It seems that Disney is exploring why Solo fell short of projections at the box office this weekend, as well they should. After all, as Beckett says, “there’s a lesson to be learned here.” There are surely lessons for Lucasfilm to learn from this, including (but not limited to): Star Wars needs to figure out its’ marketing in China; Star Wars is dependent upon the casual fans for massive box office success; Star Wars must be careful not to diminish the excitement of a new film; Star Wars might be better suited for a December release rather than in the midst of a massive summer lineup; etc. All of that is well and good.
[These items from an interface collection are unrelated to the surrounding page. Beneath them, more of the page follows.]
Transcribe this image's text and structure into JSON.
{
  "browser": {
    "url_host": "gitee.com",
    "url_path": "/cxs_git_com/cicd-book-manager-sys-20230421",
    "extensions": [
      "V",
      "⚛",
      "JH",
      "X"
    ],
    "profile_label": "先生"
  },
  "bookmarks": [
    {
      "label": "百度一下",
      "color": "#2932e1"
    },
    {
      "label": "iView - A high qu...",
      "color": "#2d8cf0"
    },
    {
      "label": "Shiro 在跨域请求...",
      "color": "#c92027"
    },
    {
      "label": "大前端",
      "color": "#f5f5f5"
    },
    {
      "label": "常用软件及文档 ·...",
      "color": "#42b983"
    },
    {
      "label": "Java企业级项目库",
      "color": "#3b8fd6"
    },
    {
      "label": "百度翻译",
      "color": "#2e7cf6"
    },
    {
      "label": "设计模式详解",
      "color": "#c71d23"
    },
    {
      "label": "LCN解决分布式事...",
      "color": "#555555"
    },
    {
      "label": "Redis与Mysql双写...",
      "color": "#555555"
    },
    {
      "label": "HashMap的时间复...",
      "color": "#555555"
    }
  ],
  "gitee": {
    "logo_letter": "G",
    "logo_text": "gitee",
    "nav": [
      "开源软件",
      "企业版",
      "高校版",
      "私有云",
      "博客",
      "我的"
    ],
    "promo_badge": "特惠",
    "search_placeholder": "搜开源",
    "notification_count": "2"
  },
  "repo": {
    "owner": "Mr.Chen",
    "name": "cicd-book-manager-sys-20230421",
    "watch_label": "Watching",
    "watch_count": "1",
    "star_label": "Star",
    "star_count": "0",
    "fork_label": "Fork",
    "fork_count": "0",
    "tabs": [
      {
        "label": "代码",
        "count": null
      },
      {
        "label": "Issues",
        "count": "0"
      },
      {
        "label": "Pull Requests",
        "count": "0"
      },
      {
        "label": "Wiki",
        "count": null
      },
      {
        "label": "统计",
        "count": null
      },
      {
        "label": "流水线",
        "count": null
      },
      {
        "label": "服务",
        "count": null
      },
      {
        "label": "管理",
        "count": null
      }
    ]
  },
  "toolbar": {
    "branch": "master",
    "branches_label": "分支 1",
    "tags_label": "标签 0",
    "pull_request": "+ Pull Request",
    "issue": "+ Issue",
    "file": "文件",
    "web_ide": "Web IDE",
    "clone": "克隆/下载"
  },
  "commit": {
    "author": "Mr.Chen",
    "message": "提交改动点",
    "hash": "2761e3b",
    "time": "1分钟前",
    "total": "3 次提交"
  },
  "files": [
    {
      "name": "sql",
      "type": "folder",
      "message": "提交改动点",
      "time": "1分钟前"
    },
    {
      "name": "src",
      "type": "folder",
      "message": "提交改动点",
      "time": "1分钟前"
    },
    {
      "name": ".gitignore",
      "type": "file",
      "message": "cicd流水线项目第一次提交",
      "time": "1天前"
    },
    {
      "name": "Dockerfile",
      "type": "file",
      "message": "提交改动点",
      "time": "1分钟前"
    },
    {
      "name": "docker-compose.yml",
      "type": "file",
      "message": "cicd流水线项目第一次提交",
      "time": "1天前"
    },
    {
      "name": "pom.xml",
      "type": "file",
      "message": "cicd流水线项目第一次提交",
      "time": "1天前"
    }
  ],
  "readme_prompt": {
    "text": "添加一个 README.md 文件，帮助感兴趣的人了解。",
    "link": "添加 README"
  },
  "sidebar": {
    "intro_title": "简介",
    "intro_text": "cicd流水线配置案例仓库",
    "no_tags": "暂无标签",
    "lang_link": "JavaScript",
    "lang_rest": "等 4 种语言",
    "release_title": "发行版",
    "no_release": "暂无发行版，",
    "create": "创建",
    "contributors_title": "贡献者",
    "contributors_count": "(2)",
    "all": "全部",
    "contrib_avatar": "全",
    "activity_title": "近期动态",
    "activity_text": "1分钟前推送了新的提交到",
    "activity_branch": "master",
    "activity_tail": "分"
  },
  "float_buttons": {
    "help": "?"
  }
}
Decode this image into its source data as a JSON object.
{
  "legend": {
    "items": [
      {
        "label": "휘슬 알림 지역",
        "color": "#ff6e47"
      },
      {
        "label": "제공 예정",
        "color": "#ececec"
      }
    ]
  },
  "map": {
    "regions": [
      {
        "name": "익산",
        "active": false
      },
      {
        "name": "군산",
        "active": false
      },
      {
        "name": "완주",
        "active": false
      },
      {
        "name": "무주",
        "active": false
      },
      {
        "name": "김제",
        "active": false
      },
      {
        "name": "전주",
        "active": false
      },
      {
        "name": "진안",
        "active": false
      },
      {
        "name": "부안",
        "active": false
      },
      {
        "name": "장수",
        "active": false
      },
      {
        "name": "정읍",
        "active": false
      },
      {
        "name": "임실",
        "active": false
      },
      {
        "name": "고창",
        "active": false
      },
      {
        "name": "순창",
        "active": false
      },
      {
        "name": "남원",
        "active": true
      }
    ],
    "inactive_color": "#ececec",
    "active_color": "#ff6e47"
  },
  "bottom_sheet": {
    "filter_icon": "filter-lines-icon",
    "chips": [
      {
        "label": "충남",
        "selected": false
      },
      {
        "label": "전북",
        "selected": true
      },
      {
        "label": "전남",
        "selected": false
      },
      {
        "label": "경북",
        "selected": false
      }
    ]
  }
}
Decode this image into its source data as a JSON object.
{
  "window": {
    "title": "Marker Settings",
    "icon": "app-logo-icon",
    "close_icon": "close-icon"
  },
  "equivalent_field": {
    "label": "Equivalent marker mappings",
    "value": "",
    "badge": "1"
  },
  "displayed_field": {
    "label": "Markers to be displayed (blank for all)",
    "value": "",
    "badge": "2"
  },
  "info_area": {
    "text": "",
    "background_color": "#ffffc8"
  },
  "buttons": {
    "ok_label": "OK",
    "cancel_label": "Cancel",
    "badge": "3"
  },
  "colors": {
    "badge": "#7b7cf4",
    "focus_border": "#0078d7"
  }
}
But I also sincerely hope that these box office numbers won’t deter Lucasfilm from future storytelling or even a Solo sequel. These films are not expected to be as massive as the Skywalker saga, and that’s ok. After all, Marvel doesn’t panic and change course when Ant-Man doesn’t do as well as an Avengers film. The same principle should be true of Star Wars. So for Star Wars, as they’re going to be moving away from the Skywalker saga following next year’s Episode IX, the real challenge is to figure out how to market other films and get those to do well also. And the solution for that isn’t to stop making these films, it’s to figure out how to drive excitement for them.
Solo is really well done, a wonderful addition to the Star Wars saga, and a really enjoyable ride. And the focus for Lucasfilm should continue to be on high quality productions, not going away from what they’re doing but figuring out how to make what they’re doing appeal to more general audiences like the saga films do.